The Chief walked briskly back to the sanctity of the Executive Suite, his fists clenched in fury. They would pay for this, they would all pay for this, he thought to himself angrily as he turned the gold-plated door handle and walked across the vast expanse of Persian Axminster to his Louis XIV ormolu desk.
Smithers shimmered in through the side door bearing a silver tray of organic Myddfai Mint Tea, a gift from HRH Prince Charles and Camilla.
"Mint tea is very soothing, Sir", Smithers said sympathetically as the Chief sat ashen-faced, staring nostalgically at the gilt-framed portrait of Meryl.
Things had been so much easier back then, he mused, only to be interrupted by Smithers giving one of his little coughs.
"Shall I show them in now, Sir? They are waiting in the ante-room."
"Let them wait", the Chief snapped. It was all so predictable. Madge would give another reading from the Garnant Book of Cliches. He could hear it now:
"It's time they smelled the coffee and realised that we don't live in the real world. We are staring into a black hole, and I would like to thank all the officers for an effort of biblical proportions at the grass roots."
The bossy dog woman in the brown trouser suit would say "I told you so. We should never have let those cameras in. What a disaster!"
And the worst thing about it was that she was right. The carefully scripted meeting and lovingly crafted agenda had once again been derailed.

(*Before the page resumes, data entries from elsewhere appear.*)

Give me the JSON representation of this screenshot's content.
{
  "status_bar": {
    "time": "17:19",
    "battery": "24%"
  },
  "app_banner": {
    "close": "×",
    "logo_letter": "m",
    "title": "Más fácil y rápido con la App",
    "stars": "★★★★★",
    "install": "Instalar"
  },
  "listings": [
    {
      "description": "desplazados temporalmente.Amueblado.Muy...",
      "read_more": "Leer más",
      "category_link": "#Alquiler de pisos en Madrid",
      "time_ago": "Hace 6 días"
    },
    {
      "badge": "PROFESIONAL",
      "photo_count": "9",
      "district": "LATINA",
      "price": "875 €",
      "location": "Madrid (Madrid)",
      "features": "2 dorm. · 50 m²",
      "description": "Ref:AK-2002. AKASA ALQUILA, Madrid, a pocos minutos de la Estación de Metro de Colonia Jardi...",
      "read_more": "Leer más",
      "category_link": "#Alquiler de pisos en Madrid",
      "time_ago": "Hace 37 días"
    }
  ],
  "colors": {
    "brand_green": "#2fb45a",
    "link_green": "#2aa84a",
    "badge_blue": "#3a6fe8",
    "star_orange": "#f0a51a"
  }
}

First it was the Nats and their ludicrous demands. He had never been able to get to grips with the language, and couldn't see what all the fuss was about. Their latest attempt to raise the subject had been seen off, thanks to that little Higgins character, but the next thing would be hordes of unwashed Cymdeithas protesters yelling and screaming in the Executive Car Park, and Griffith Hughes Jones, or whatever his name was, egging them on with his cynghanedd.
Meryl had once more given the critics ammunition with one of her notorious quotes. What had it been this time? Something about moaning parents and a suggestion that they should send their kids off to play on the motorway. Although with any luck the press would not pick up on that, what with all the other disasters. The Carmarthen Journal certainly wouldn't, he consoled himself.
Then it was that diabolical woman with the red hair. After months of trying she had finally managed to unleash a torrent of untreated effluent in the Chamber and done untold damage to the Local Development Plan with her claims about sewage and beaches. He made a mental note to ask Smithers to ring that overweight former councillor in Burry Port and get him to do a publicity swim.
If that hadn't been bad enough, that whipper snapper Price had spilled the beans about the top secret PRISM surveillance system. Nothing but trouble since the day he had first set foot in County Hall.
To cap it all, there had been that bolshy Bill Thomas from Llanelli who had shouted about being covertly filmed.
Fortunately the new Chair (so much more dependable than the last loose cannon) had managed to bring things to a swift end, and had the cameras switched off.
Smithers coughed once more.
"Very well, Smithers. Show them in", the Chief ordered.
The door had barely opened before he heard that familiar voice barking, "I told you so...."
The mint tea suddenly developed a very bitter taste.